Yuval Noah Harari is the star historian who shot to fame with his international bestseller Sapiens: A Brief History of Humankind. In that book Harari explained how human values have been continually shifting since our earliest beginnings: once we placed gods at the centre of the universe; then came the Enlightenment, and from then on human feelings have been the authority from which we derive meaning and values. Now, using his trademark blend of science, history, philosophy and every discipline in between, Harari argues in his forthcoming book Homo Deus: A Brief History of Tomorrow, our values may be about to shift again – away from humans, as we transfer our faith to the almighty power of data and the algorithm.
In conversation with Kamal Ahmed, the BBC’s economics editor, Harari examined the political and economic revolutions that look set to transform society, as technology continues its exponential advance. What will happen when artificial intelligence takes over most of the jobs that people do? Will our liberal values of equality and universal human rights survive the creation of a massive new class of individuals who are economically useless? And when Google and Facebook know our political preferences better than we do ourselves, will democratic elections become redundant?
As the 21st century progresses, not only our society and economy but our bodies and minds could be revolutionised by new technologies such as genetic engineering, nanotechnology and brain-computer interfaces.
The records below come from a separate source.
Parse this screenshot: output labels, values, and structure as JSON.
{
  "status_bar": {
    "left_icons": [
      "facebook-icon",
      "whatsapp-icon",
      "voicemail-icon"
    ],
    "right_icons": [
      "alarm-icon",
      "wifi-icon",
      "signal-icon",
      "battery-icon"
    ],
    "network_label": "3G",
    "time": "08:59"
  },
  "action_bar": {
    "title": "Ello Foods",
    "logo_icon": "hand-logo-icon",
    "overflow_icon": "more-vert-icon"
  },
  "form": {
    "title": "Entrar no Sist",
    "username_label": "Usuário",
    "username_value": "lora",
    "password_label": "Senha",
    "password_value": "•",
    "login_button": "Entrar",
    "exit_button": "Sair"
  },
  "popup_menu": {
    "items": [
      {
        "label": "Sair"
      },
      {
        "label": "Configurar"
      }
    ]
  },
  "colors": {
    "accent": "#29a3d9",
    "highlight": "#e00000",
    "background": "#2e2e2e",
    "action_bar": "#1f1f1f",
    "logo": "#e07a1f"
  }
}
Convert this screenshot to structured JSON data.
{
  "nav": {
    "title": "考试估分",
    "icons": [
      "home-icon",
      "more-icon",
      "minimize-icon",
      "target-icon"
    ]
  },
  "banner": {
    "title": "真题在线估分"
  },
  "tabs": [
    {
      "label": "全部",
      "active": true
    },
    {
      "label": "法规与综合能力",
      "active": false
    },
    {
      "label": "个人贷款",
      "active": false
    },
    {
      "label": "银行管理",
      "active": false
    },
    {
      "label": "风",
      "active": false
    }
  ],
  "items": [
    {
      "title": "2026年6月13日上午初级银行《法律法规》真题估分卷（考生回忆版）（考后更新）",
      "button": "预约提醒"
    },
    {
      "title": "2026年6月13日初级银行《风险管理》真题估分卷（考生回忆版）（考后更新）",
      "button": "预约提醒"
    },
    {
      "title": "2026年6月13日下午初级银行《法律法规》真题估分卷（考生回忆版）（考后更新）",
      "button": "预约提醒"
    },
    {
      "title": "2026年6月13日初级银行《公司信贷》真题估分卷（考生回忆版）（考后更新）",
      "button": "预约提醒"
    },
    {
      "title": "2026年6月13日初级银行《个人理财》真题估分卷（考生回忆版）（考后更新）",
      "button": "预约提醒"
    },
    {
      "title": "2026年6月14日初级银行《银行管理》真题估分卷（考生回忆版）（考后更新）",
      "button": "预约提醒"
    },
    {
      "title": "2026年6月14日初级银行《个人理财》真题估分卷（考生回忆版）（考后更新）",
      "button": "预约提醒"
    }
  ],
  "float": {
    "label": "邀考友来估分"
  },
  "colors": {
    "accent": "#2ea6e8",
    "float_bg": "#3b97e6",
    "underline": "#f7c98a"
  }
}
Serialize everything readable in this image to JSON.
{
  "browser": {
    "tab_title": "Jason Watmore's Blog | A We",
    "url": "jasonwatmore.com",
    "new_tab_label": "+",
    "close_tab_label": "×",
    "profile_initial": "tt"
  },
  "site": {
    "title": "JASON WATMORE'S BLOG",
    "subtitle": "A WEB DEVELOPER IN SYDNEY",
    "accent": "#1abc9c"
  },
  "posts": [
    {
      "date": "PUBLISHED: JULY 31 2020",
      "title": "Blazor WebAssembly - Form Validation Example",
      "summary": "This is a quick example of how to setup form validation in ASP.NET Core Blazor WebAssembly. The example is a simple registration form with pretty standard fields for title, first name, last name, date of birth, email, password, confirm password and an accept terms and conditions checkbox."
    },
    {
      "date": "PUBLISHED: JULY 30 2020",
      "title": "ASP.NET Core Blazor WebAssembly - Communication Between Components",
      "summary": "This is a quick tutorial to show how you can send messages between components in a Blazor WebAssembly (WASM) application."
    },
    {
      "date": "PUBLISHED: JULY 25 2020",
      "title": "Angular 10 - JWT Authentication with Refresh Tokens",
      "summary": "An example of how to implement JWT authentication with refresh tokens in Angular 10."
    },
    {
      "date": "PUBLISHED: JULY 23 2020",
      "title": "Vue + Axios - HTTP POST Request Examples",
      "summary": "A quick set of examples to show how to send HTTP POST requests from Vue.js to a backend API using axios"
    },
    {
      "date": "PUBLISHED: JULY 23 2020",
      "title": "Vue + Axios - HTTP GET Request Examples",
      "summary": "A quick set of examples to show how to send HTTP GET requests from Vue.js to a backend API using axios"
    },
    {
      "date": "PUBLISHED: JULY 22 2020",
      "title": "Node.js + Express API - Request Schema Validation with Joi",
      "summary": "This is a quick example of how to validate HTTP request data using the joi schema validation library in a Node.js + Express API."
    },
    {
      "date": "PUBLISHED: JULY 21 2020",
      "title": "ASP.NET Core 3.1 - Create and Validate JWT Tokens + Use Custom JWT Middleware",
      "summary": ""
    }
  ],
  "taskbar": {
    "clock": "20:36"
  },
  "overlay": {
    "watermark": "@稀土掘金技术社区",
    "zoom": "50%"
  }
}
After a few countries master the enhancement of bodies and brains, will they conquer the planet while the rest of humankind is driven to extinction?